And here’s the reason: while works have nothing to do with the new birth, spiritual growth is an altogether different matter. God, by His grace, enables us to gain a greater degree of spiritual victory in our daily lives only to the extent that we cooperate with Him by daily disciplining ourselves to pray, to study His word, to be faithful in attending church, using our talents to serve, and by sharing our faith with others. When you were converted, He brought you in … but now let Him bring you further in.

Jesus Is the Way Through

We who have received Christ as Savior are not exempt from life’s reverses and tribulations; we’re not spared from the disappointments, the heartaches, and the tears—but here’s the big difference: as believers, the Lord is with us in those trials.

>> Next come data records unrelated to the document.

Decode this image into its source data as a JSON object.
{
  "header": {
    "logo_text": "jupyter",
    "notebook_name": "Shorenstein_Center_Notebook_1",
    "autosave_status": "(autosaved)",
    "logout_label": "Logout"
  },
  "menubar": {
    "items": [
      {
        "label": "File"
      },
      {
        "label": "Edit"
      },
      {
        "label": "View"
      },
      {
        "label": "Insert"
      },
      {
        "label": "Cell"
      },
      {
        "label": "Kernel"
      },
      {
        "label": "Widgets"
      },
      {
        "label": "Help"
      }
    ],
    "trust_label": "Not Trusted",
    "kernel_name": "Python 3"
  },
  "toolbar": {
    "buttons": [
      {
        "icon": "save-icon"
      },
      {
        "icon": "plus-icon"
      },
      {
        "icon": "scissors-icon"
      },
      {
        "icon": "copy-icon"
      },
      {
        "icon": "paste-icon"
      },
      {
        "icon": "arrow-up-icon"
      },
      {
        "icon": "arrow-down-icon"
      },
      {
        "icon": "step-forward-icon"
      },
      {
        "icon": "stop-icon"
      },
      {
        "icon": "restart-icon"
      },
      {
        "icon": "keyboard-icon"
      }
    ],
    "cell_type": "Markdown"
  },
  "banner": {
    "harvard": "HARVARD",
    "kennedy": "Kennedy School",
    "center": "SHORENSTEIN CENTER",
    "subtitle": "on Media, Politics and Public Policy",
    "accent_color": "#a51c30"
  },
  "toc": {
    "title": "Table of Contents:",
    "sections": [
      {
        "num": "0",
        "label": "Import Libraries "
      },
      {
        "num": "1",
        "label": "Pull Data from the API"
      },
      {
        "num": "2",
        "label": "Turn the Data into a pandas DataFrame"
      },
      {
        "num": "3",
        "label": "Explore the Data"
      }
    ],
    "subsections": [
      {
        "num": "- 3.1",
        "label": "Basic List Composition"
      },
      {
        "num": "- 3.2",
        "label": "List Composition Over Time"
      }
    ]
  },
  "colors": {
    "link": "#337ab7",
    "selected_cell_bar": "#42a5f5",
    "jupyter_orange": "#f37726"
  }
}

In Hebrews 13:5 the Lord says to believers, “I will never leave thee, nor forsake thee.” If you’re a Christian, you never walk alone.

Indeed, the author of Psalm 23:4 went so far as to say, “Yea, though I walk through the valley of the shadow of death, I will fear no evil: for Thou art with me.” Isaiah 41:10 assures us: “Fear thou not; for I am with thee: be not dismayed; for I am thy God: I will strengthen thee; yea, I will help thee.” In Romans 8, after recounting a long litany of woes and troubles that can happen to a person in this life, Paul said in verse 37, “In all these things we are more than conquerors through Him that loved us.”

Are you dealing with some difficulty that’s about to tear you apart? And you don’t see how you can possibly handle it? Turn your life totally over to Jesus Christ, and you’ll see that He is the way through. In John 16:33 Jesus said, “These things I have spoken unto you, that in Me ye might have peace. In the world ye shall have tribulation: but be of good cheer; I have overcome the world.”

Total Surrender

Jesus is the way out, the way in, and the way through. But He can only be all of that to us if we totally surrender ourselves to Him, and here’s the holdup in so many of our lives. We consider ourselves to have surrendered to Christ, when in reality we’re holding back in certain areas, and so long as that’s the case we’ll never have the degree of victory that God wants us to have. There’s an old spiritual which contains this oft-repeated refrain: “The Lord’s gotta have 100 percent; 99  won’t do!”

—Paul E. Brown, condensed